This is not to say the new Wikipedia dates are wrong, though. I believe in fact that the opposite is more likely. Inspector Gadget (along with He-Man and The Masters of the Universe) was one of the first television cartoons produced directly for syndication, as a so-called "daily strip". In other words, it originally aired in daily installments, to my knowledge every afternoon Monday through Friday. This is why people growing up with the show in its original airing have memories of running home from school to catch the latest episode. And it's also why the first season has a total of 65 episodes, as that number of half-hours was the requirement for first-run syndication.

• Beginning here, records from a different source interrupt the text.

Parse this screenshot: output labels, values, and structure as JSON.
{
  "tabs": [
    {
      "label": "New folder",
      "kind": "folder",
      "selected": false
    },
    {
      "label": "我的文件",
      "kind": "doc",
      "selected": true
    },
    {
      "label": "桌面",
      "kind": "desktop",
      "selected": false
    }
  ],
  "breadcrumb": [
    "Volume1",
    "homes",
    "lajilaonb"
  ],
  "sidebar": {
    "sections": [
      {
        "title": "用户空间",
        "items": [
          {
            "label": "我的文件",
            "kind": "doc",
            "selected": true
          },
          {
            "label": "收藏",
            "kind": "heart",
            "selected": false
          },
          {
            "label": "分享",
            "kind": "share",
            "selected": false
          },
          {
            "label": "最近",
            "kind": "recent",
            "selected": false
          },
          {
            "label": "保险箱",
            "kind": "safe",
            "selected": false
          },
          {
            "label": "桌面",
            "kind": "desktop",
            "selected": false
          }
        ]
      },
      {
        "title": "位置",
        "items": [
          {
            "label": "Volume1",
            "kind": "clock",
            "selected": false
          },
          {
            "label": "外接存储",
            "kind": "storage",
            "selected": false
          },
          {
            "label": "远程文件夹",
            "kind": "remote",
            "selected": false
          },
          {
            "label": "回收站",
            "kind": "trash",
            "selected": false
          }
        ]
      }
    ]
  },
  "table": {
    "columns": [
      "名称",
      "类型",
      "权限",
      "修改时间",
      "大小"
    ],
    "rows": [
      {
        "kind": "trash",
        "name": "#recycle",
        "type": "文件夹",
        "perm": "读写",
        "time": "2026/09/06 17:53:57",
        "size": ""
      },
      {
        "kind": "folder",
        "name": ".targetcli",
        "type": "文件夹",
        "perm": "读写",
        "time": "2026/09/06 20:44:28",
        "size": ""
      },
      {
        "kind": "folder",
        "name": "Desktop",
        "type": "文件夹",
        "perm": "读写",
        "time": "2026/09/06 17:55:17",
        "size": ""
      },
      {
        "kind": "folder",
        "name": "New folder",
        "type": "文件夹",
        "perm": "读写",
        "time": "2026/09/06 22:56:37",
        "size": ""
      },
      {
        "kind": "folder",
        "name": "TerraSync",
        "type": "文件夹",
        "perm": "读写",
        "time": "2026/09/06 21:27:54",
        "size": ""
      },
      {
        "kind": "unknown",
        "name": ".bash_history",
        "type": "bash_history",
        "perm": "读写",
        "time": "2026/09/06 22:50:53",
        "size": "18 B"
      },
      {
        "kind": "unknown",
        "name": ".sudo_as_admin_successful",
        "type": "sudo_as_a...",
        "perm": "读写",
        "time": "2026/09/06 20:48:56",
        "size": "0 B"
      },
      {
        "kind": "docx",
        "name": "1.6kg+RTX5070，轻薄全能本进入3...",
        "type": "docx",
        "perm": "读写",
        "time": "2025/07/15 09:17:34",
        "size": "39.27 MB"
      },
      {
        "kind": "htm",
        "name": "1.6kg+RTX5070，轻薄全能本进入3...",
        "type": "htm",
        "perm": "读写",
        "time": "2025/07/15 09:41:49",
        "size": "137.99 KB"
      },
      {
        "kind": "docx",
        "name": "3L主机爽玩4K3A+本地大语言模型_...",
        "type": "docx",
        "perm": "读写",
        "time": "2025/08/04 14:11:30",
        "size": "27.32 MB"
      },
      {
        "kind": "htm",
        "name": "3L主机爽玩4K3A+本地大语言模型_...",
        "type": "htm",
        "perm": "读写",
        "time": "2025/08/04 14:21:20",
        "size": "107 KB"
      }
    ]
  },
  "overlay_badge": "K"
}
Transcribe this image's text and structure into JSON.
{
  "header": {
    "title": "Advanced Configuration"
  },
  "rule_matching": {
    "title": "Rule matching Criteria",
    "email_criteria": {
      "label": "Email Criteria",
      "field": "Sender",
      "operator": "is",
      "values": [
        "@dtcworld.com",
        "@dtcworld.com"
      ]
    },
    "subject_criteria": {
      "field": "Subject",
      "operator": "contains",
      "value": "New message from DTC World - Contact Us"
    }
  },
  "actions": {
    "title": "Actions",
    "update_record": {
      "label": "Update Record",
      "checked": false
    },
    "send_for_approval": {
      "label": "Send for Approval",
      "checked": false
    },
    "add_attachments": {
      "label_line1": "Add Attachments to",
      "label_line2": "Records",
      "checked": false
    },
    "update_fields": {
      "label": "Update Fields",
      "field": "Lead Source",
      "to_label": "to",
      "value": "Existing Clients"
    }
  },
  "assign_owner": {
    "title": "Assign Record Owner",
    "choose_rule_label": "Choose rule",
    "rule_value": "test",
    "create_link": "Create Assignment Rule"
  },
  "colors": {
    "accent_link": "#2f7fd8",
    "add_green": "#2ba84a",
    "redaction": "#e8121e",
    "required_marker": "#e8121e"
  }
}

So all in all, I'm willing to support Wikipedia's latest info as far as the September 12 date goes. But I wanted to point out the conflicting episode guides just as a reminder that September 12 might not be 100% accurate, either. (I don't really know where the information about September 10 or 12 originated in the first place.) Still, as September 12 seems much more likely than the September 10 alternative, I'm going to consider today the official anniversary date.

By the way, Wikipedia's claim that "Winter Olympics" was the first episode to air on that September day in 1983 is nonsense. I know Wikipedia has said so forever, and so has many other sources, including UAV's 2004 DVD edition, but that doesn't make it true. It's a case of wrong information that has been copied over and over again. The pilot episode did air on its own sometimes in 1982, to test the waters; but when the full-fledged series debuted in the fall of 1983, "Monster Lake" was the episode that introduced the show to viewers. The pilot was added to the mix only at the very end of season one's original airing, as episode 65. (The specific version that aired then - today out of circulation - can be seen here. Check 02:35 for the redubbed clip where Gadget's mustache is explained to viewers already familiar with the other 64 episodes of season 1.) So, if we are to celebrate the airing of one specific episode on this anniversary date, that episode is "Monster Lake".

But we are of course not only celebrating "Monster Lake" today. We're celebrating the entire Inspector Gadget series and its history. And to that end... here's what I've been wanting to tell you during this entire post: I have something special to share with you today. Check back here a little later for an exclusive birthday surprice. I think you'll like it.